[Dataset items]
-.-.-
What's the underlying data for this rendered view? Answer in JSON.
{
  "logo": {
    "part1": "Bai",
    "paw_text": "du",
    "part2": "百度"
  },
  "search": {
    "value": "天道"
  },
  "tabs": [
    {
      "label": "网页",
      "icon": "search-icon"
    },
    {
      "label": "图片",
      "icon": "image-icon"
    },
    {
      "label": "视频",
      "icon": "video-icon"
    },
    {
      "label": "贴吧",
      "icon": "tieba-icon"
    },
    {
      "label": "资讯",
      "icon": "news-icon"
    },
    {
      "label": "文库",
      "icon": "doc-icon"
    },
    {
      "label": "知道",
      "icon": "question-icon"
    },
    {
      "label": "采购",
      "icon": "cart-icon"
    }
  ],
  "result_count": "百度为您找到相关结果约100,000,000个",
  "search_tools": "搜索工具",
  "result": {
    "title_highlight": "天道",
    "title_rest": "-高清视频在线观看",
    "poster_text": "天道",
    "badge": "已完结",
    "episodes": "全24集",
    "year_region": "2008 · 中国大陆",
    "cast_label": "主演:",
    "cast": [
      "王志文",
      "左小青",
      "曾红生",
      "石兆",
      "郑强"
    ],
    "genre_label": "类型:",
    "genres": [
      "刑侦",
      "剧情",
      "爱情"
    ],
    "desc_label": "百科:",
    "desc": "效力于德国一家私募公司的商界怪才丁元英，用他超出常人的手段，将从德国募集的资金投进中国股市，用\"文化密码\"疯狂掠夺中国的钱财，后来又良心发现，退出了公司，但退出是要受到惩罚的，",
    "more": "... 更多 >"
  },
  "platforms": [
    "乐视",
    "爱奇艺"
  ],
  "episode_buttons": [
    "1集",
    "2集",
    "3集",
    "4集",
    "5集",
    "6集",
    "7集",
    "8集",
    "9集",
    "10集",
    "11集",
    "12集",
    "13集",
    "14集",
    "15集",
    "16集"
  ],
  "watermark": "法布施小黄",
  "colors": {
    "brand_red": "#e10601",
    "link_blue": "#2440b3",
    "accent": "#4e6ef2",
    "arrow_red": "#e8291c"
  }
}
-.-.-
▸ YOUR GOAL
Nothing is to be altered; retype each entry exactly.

▸ FINISHED TASK
What's the underlying data for this rendered view? Answer in JSON.
{
  "logo": {
    "part1": "Bai",
    "paw_text": "du",
    "part2": "百度"
  },
  "search": {
    "value": "天道"
  },
  "tabs": [
    {
      "label": "网页",
      "icon": "search-icon"
    },
    {
      "label": "图片",
      "icon": "image-icon"
    },
    {
      "label": "视频",
      "icon": "video-icon"
    },
    {
      "label": "贴吧",
      "icon": "tieba-icon"
    },
    {
      "label": "资讯",
      "icon": "news-icon"
    },
    {
      "label": "文库",
      "icon": "doc-icon"
    },
    {
      "label": "知道",
      "icon": "question-icon"
    },
    {
      "label": "采购",
      "icon": "cart-icon"
    }
  ],
  "result_count": "百度为您找到相关结果约100,000,000个",
  "search_tools": "搜索工具",
  "result": {
    "title_highlight": "天道",
    "title_rest": "-高清视频在线观看",
    "poster_text": "天道",
    "badge": "已完结",
    "episodes": "全24集",
    "year_region": "2008 · 中国大陆",
    "cast_label": "主演:",
    "cast": [
      "王志文",
      "左小青",
      "曾红生",
      "石兆",
      "郑强"
    ],
    "genre_label": "类型:",
    "genres": [
      "刑侦",
      "剧情",
      "爱情"
    ],
    "desc_label": "百科:",
    "desc": "效力于德国一家私募公司的商界怪才丁元英，用他超出常人的手段，将从德国募集的资金投进中国股市，用\"文化密码\"疯狂掠夺中国的钱财，后来又良心发现，退出了公司，但退出是要受到惩罚的，",
    "more": "... 更多 >"
  },
  "platforms": [
    "乐视",
    "爱奇艺"
  ],
  "episode_buttons": [
    "1集",
    "2集",
    "3集",
    "4集",
    "5集",
    "6集",
    "7集",
    "8集",
    "9集",
    "10集",
    "11集",
    "12集",
    "13集",
    "14集",
    "15集",
    "16集"
  ],
  "watermark": "法布施小黄",
  "colors": {
    "brand_red": "#e10601",
    "link_blue": "#2440b3",
    "accent": "#4e6ef2",
    "arrow_red": "#e8291c"
  }
}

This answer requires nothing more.